      Boston - Volatile global markets are reacting to slowdown-induced weakness in earnings and fluctuating readings on economic growth in the developed world - along with the possibility that the Federal Reserve (Fed) and the European Central Bank (ECB) may move gradually on easing. Add to those pressures the ongoing uncertainty over global trade and simmering tensions in the Middle East, and yes, we think volatility will continue.

      State of the high-yield market

      Investors in high-yield bonds have been wary of bidding up the riskiest issues so far in 2019, typically preferring the higher-rated and less cyclical parts of the market. Valuations are tight relative to history and current fundamentals, especially in the U.S. From a global standpoint, we believe European markets offer more attractive relative value - particularly for U.S. companies issuing multicurrency capital structures.
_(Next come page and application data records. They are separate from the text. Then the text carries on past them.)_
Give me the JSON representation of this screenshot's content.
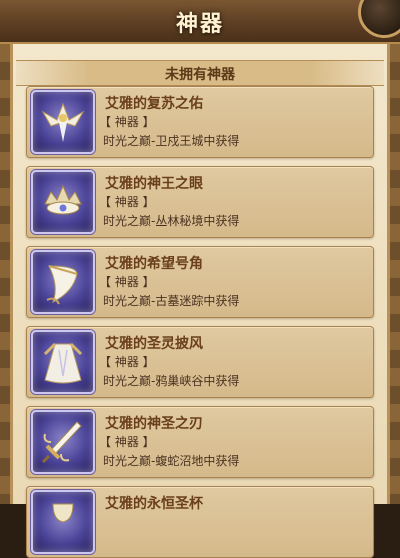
{
  "header": {
    "title": "神器"
  },
  "section": {
    "label": "未拥有神器"
  },
  "items": [
    {
      "name": "艾雅的复苏之佑",
      "tag": "【 神器 】",
      "source": "时光之巅-卫戍王城中获得",
      "icon": "winged-relic-icon"
    },
    {
      "name": "艾雅的神王之眼",
      "tag": "【 神器 】",
      "source": "时光之巅-丛林秘境中获得",
      "icon": "crown-eye-icon"
    },
    {
      "name": "艾雅的希望号角",
      "tag": "【 神器 】",
      "source": "时光之巅-古墓迷踪中获得",
      "icon": "horn-icon"
    },
    {
      "name": "艾雅的圣灵披风",
      "tag": "【 神器 】",
      "source": "时光之巅-鸦巢峡谷中获得",
      "icon": "cloak-icon"
    },
    {
      "name": "艾雅的神圣之刃",
      "tag": "【 神器 】",
      "source": "时光之巅-蝮蛇沼地中获得",
      "icon": "blade-icon"
    },
    {
      "name": "艾雅的永恒圣杯",
      "tag": "",
      "source": "",
      "icon": "chalice-icon"
    }
  ],
  "colors": {
    "title_bar": "#5b3d22",
    "panel": "#f3e7cc",
    "card": "#d4b98a",
    "name_text": "#6a3f1a",
    "icon_bg": "#4a4296"
  }
}
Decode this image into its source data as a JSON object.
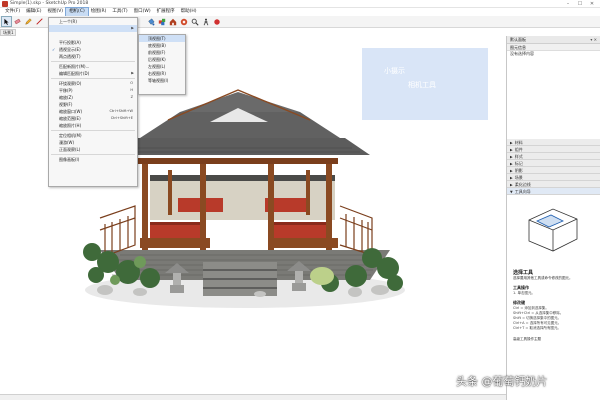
{
  "window": {
    "title": "Simple(1).skp - SketchUp Pro 2018",
    "controls": [
      "–",
      "☐",
      "✕"
    ]
  },
  "menubar": {
    "items": [
      "文件(F)",
      "编辑(E)",
      "视图(V)",
      "相机(C)",
      "绘图(R)",
      "工具(T)",
      "窗口(W)",
      "扩展程序",
      "帮助(H)"
    ],
    "active_index": 3
  },
  "toolbar": {
    "left_icons": [
      "select-icon",
      "eraser-icon",
      "pencil-icon",
      "line-icon"
    ],
    "right_icons": [
      "paint-bucket-icon",
      "component-icon",
      "warehouse-icon",
      "extension-warehouse-icon",
      "zoom-icon",
      "walk-icon",
      "dot-icon"
    ]
  },
  "scene_tab": {
    "label": "场景1"
  },
  "camera_menu": {
    "items": [
      {
        "label": "上一个(R)",
        "shortcut": "",
        "submenu": false,
        "checked": false,
        "highlighted": false
      },
      {
        "label": "",
        "shortcut": "",
        "submenu": true,
        "checked": false,
        "highlighted": true
      },
      {
        "label": "",
        "shortcut": "",
        "submenu": false,
        "checked": false,
        "highlighted": false
      },
      {
        "label": "平行投影(A)",
        "shortcut": "",
        "submenu": false,
        "checked": false,
        "highlighted": false
      },
      {
        "label": "透视显示(E)",
        "shortcut": "",
        "submenu": false,
        "checked": true,
        "highlighted": false
      },
      {
        "label": "两点透视(T)",
        "shortcut": "",
        "submenu": false,
        "checked": false,
        "highlighted": false
      },
      {
        "label": "",
        "divider": true
      },
      {
        "label": "匹配新照片(M)...",
        "shortcut": "",
        "submenu": false,
        "checked": false,
        "highlighted": false
      },
      {
        "label": "编辑匹配照片(D)",
        "shortcut": "",
        "submenu": true,
        "checked": false,
        "highlighted": false
      },
      {
        "label": "",
        "divider": true
      },
      {
        "label": "环绕观察(O)",
        "shortcut": "O",
        "submenu": false,
        "checked": false,
        "highlighted": false
      },
      {
        "label": "平移(P)",
        "shortcut": "H",
        "submenu": false,
        "checked": false,
        "highlighted": false
      },
      {
        "label": "缩放(Z)",
        "shortcut": "Z",
        "submenu": false,
        "checked": false,
        "highlighted": false
      },
      {
        "label": "视野(F)",
        "shortcut": "",
        "submenu": false,
        "checked": false,
        "highlighted": false
      },
      {
        "label": "缩放窗口(W)",
        "shortcut": "Ctrl+Shift+W",
        "submenu": false,
        "checked": false,
        "highlighted": false
      },
      {
        "label": "缩放范围(E)",
        "shortcut": "Ctrl+Shift+E",
        "submenu": false,
        "checked": false,
        "highlighted": false
      },
      {
        "label": "缩放照片(H)",
        "shortcut": "",
        "submenu": false,
        "checked": false,
        "highlighted": false
      },
      {
        "label": "",
        "divider": true
      },
      {
        "label": "定位相机(M)",
        "shortcut": "",
        "submenu": false,
        "checked": false,
        "highlighted": false
      },
      {
        "label": "漫游(W)",
        "shortcut": "",
        "submenu": false,
        "checked": false,
        "highlighted": false
      },
      {
        "label": "正面观察(L)",
        "shortcut": "",
        "submenu": false,
        "checked": false,
        "highlighted": false
      },
      {
        "label": "",
        "divider": true
      },
      {
        "label": "图像画板(I)",
        "shortcut": "",
        "submenu": false,
        "checked": false,
        "highlighted": false
      }
    ]
  },
  "standard_views_menu": {
    "items": [
      {
        "label": "顶视图(T)",
        "highlighted": true
      },
      {
        "label": "底视图(B)",
        "highlighted": false
      },
      {
        "label": "前视图(F)",
        "highlighted": false
      },
      {
        "label": "后视图(K)",
        "highlighted": false
      },
      {
        "label": "左视图(L)",
        "highlighted": false
      },
      {
        "label": "右视图(R)",
        "highlighted": false
      },
      {
        "label": "等轴视图(I)",
        "highlighted": false
      }
    ]
  },
  "viewport": {
    "overlay_line1": "小摄示",
    "overlay_line2": "相机工具",
    "overlay_color": "#d9e5f7"
  },
  "tray": {
    "header": "默认面板",
    "header_controls": "▾ ✕",
    "section": "图元信息",
    "section_sub": "没有选择内容",
    "panels": [
      "材料",
      "组件",
      "样式",
      "标记",
      "阴影",
      "场景",
      "柔化边线",
      "工具向导"
    ],
    "active_panel_index": 7,
    "instructor": {
      "title": "选择工具",
      "description": "选择要用其他工具或命令修改的图元。",
      "tool_ops_title": "工具操作",
      "tool_ops": [
        "1. 单击图元。"
      ],
      "modifier_title": "修改键",
      "modifier_lines": [
        "Ctrl = 添加到选择集。",
        "Shift+Ctrl = 从选择集中移除。",
        "Shift = 切换选择集中的图元。",
        "Ctrl+A = 选择所有可见图元。",
        "Ctrl+T = 取消选择所有图元。"
      ],
      "link": "高级工具操作主题"
    }
  },
  "statusbar": {
    "message": ""
  },
  "watermark": {
    "text": "头条 @葡萄钙奶片"
  },
  "colors": {
    "menu_highlight": "#cfe0f6",
    "roof": "#5c5c5c",
    "wood": "#8a4a22",
    "bench": "#b83a2a"
  }
}
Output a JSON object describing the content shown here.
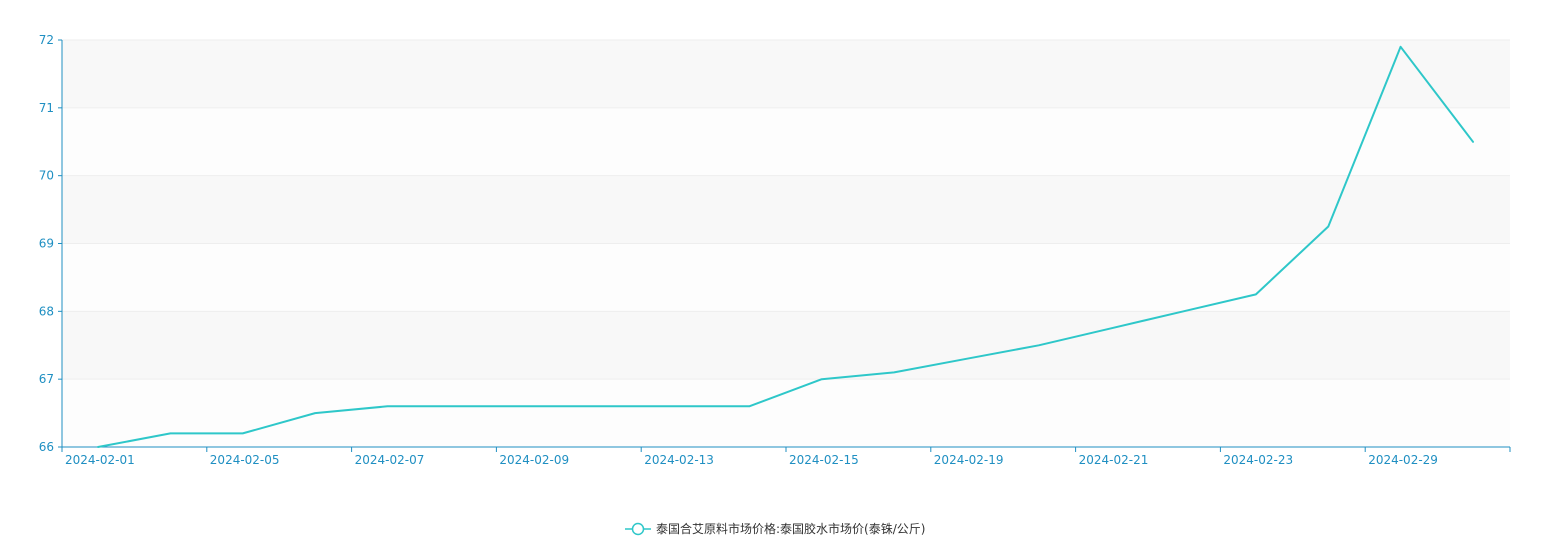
{
  "chart_data": {
    "type": "line",
    "title": "",
    "xlabel": "",
    "ylabel": "",
    "ylim": [
      66,
      72
    ],
    "y_ticks": [
      66,
      67,
      68,
      69,
      70,
      71,
      72
    ],
    "x_tick_labels": [
      "2024-02-01",
      "2024-02-05",
      "2024-02-07",
      "2024-02-09",
      "2024-02-13",
      "2024-02-15",
      "2024-02-19",
      "2024-02-21",
      "2024-02-23",
      "2024-02-29"
    ],
    "grid": "horizontal bands",
    "legend_position": "bottom-center",
    "colors": {
      "line": "#2ec7c9",
      "axis": "#1f8fc2",
      "band": "#f8f8f8",
      "grid": "#eeeeee"
    },
    "series": [
      {
        "name": "泰国合艾原料市场价格:泰国胶水市场价(泰铢/公斤)",
        "points": [
          {
            "x": "2024-02-01",
            "y": 66.0
          },
          {
            "x": "2024-02-02",
            "y": 66.2
          },
          {
            "x": "2024-02-05",
            "y": 66.2
          },
          {
            "x": "2024-02-06",
            "y": 66.5
          },
          {
            "x": "2024-02-07",
            "y": 66.6
          },
          {
            "x": "2024-02-08",
            "y": 66.6
          },
          {
            "x": "2024-02-09",
            "y": 66.6
          },
          {
            "x": "2024-02-12",
            "y": 66.6
          },
          {
            "x": "2024-02-13",
            "y": 66.6
          },
          {
            "x": "2024-02-14",
            "y": 66.6
          },
          {
            "x": "2024-02-15",
            "y": 67.0
          },
          {
            "x": "2024-02-16",
            "y": 67.1
          },
          {
            "x": "2024-02-19",
            "y": 67.3
          },
          {
            "x": "2024-02-20",
            "y": 67.5
          },
          {
            "x": "2024-02-21",
            "y": 67.75
          },
          {
            "x": "2024-02-22",
            "y": 68.0
          },
          {
            "x": "2024-02-23",
            "y": 68.25
          },
          {
            "x": "2024-02-26",
            "y": 69.25
          },
          {
            "x": "2024-02-29",
            "y": 71.9
          },
          {
            "x": "2024-03-01",
            "y": 70.5
          }
        ]
      }
    ]
  }
}
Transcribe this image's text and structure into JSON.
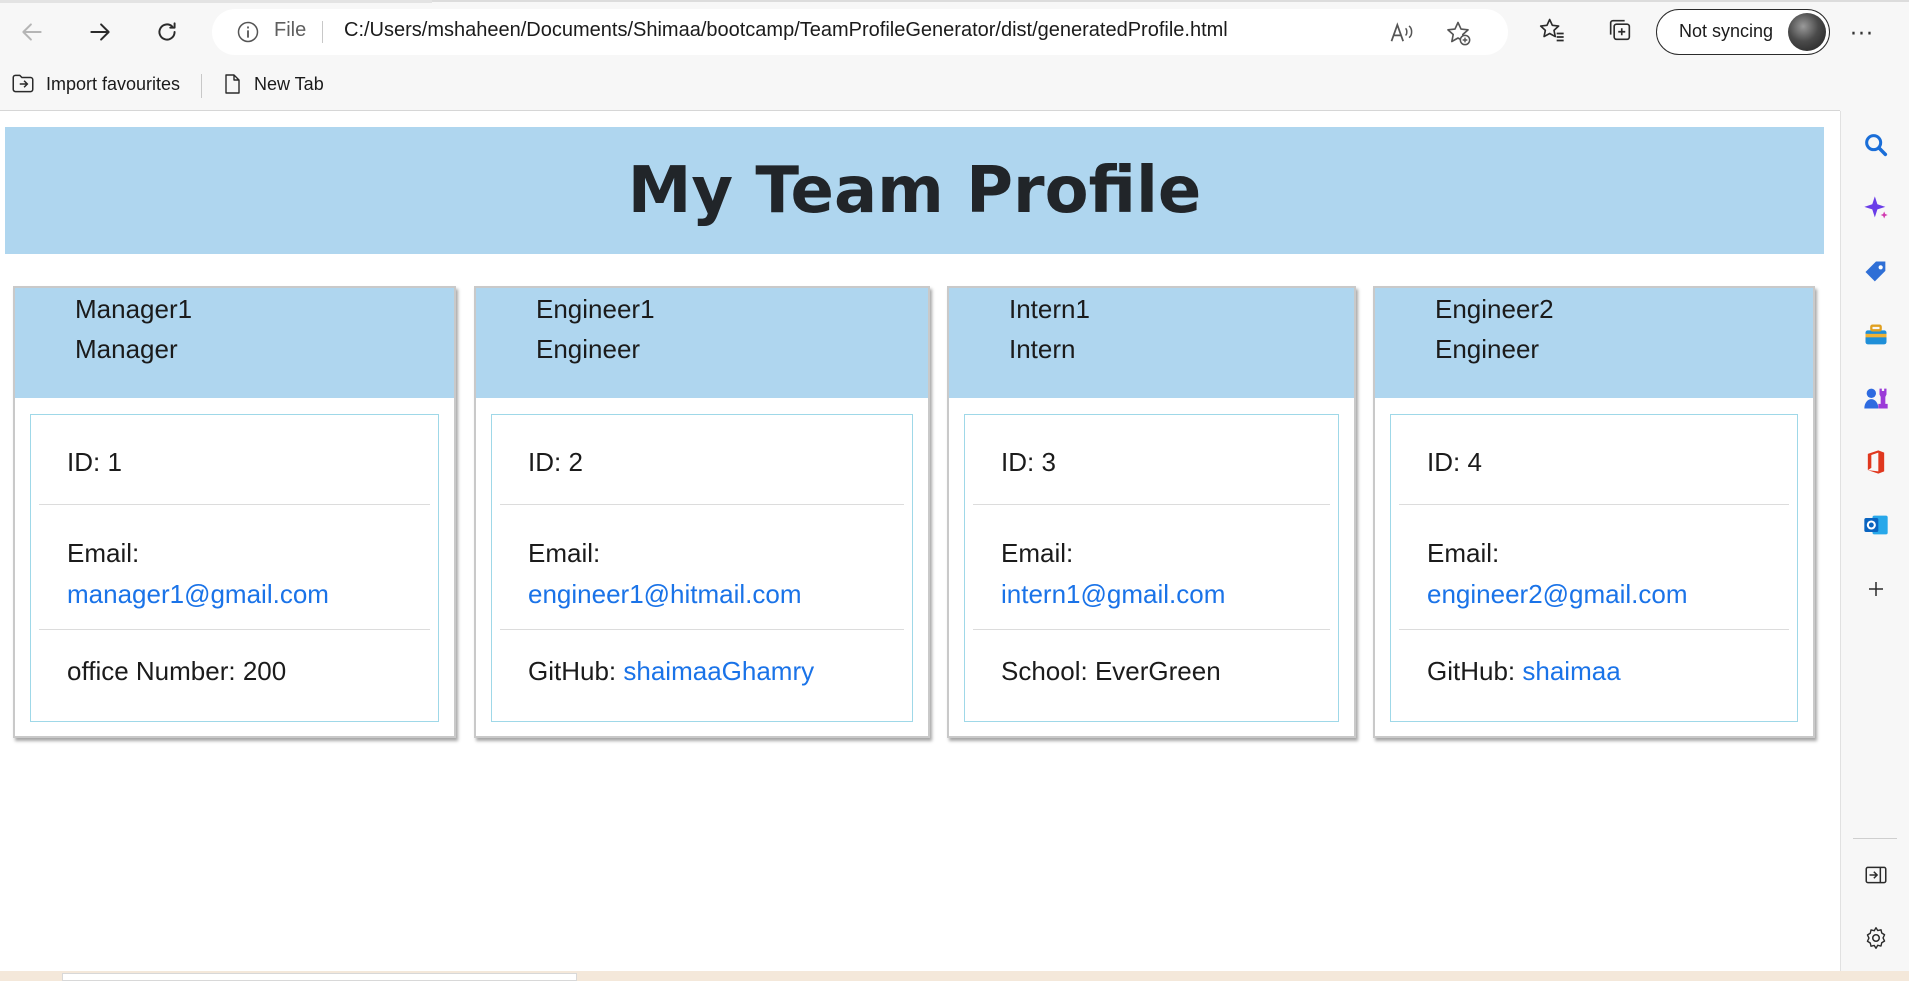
{
  "browser": {
    "address": {
      "scheme_label": "File",
      "url": "C:/Users/mshaheen/Documents/Shimaa/bootcamp/TeamProfileGenerator/dist/generatedProfile.html"
    },
    "sync_label": "Not syncing",
    "more_label": "···",
    "favourites": [
      {
        "label": "Import favourites",
        "icon": "import-favourites-icon"
      },
      {
        "label": "New Tab",
        "icon": "page-icon"
      }
    ],
    "toolbar_icons": [
      "back-icon",
      "forward-icon",
      "refresh-icon",
      "info-icon",
      "read-aloud-icon",
      "add-favourite-icon",
      "favourites-icon",
      "collections-icon"
    ],
    "sidebar_icons": [
      "search-icon",
      "copilot-icon",
      "shopping-icon",
      "tools-icon",
      "games-icon",
      "office-icon",
      "outlook-icon",
      "add-icon",
      "hide-sidebar-icon",
      "settings-icon"
    ]
  },
  "page": {
    "title": "My Team Profile",
    "colors": {
      "header_bg": "#afd6ef",
      "link": "#1a73e8",
      "body_border": "#9fd8e8"
    },
    "employees": [
      {
        "name": "Manager1",
        "role": "Manager",
        "id_text": "ID: 1",
        "email_label": "Email:",
        "email": "manager1@gmail.com",
        "extra_label": "office Number: 200",
        "extra_link": ""
      },
      {
        "name": "Engineer1",
        "role": "Engineer",
        "id_text": "ID: 2",
        "email_label": "Email:",
        "email": "engineer1@hitmail.com",
        "extra_label": "GitHub: ",
        "extra_link": "shaimaaGhamry"
      },
      {
        "name": "Intern1",
        "role": "Intern",
        "id_text": "ID: 3",
        "email_label": "Email:",
        "email": "intern1@gmail.com",
        "extra_label": "School: EverGreen",
        "extra_link": ""
      },
      {
        "name": "Engineer2",
        "role": "Engineer",
        "id_text": "ID: 4",
        "email_label": "Email:",
        "email": "engineer2@gmail.com",
        "extra_label": "GitHub: ",
        "extra_link": "shaimaa"
      }
    ]
  }
}
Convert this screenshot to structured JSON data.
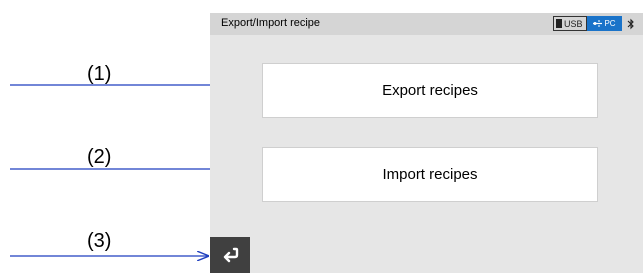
{
  "screen": {
    "title": "Export/Import recipe",
    "status": {
      "usb_label": "USB",
      "pc_label": "PC",
      "bluetooth_icon": "bluetooth-icon"
    },
    "buttons": {
      "export_label": "Export recipes",
      "import_label": "Import recipes",
      "back_icon": "return-arrow-icon"
    }
  },
  "callouts": [
    "(1)",
    "(2)",
    "(3)"
  ],
  "colors": {
    "screen_bg": "#e6e6e6",
    "title_bar_bg": "#d5d5d5",
    "arrow": "#1f3fbf",
    "pc_badge": "#1a73c9",
    "back_button": "#404040"
  }
}
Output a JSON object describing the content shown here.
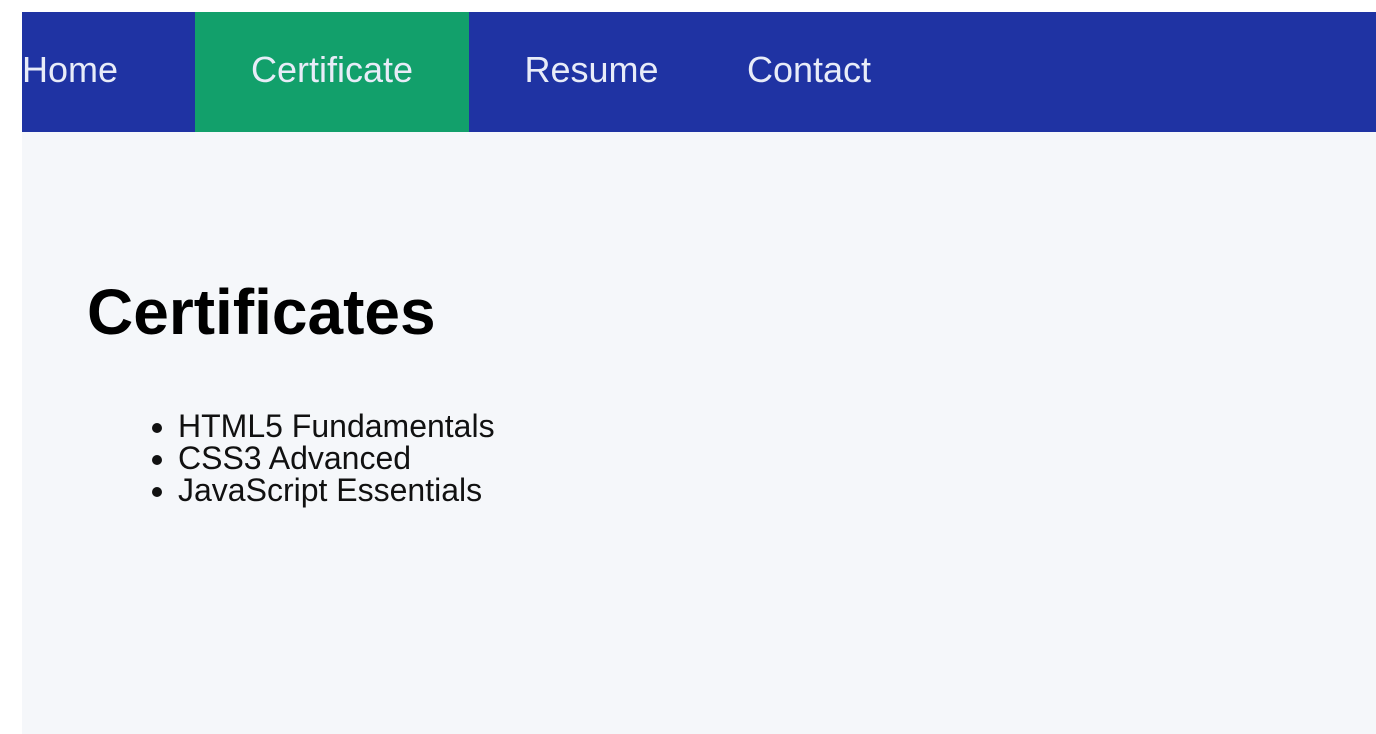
{
  "nav": {
    "items": [
      {
        "label": "Home",
        "active": false
      },
      {
        "label": "Certificate",
        "active": true
      },
      {
        "label": "Resume",
        "active": false
      },
      {
        "label": "Contact",
        "active": false
      }
    ]
  },
  "main": {
    "title": "Certificates",
    "certificates": [
      "HTML5 Fundamentals",
      "CSS3 Advanced",
      "JavaScript Essentials"
    ]
  },
  "colors": {
    "nav_background": "#1f33a3",
    "nav_active": "#12a06b",
    "page_background": "#f5f7fa"
  }
}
      We expect positive U.S. economic growth, but at a more moderate pace. We believe fundamentals for high-yield issuers may weaken modestly as input costs rise and slower growth limits corporate profitability. Given potentially softer fundamentals and greater dispersion in earnings, we also anticipate a moderate uptick in defaults over the intermediate term.

      If we do see more interest rate cuts out of the Fed, which is our base case, we think that would be supportive for the asset class - unless the Fed's actions are insufficient to reignite underlying economic growth. In the near term, increased rhetoric around possible rate cuts could fuel rising demand for high-yield corporate bonds and stimulate a healthier primary issuance calendar.

      What we don't see is the U.S. and China reaching a deal that would be meaningful enough to dispel fears of a prolonged trade war. At the same time, the threat of U.S. tariffs on European goods remains. So we don't have a high level of confidence that we'll be able to overcome the trade-related obstacles to renewed global growth.

      Case for a defensive stance

      For at least a year, we've argued for a somewhat defensive approach within this asset class. Now we believe it would be appropriate to adopt an even more defensive stance, and we favor shorter-than-index duration in U.S. high yield. We find that short-dated paper tends to hold its value better during periods of volatility - as we saw during the risk sell-off in the fourth quarter of 2018. Whether short-maturity bonds or high-coupon bonds with a short first call date, the "pull to par" tends to limit the sell-off when spreads are widening or market technicals are weak.

      Bottom line: Unless we see the Fed follow through with significant cuts and a meaningful trade deal between the U.S. and China, which would spur a rebound in confidence and a renewal of global growth, we think continued volatility is the most likely path forward.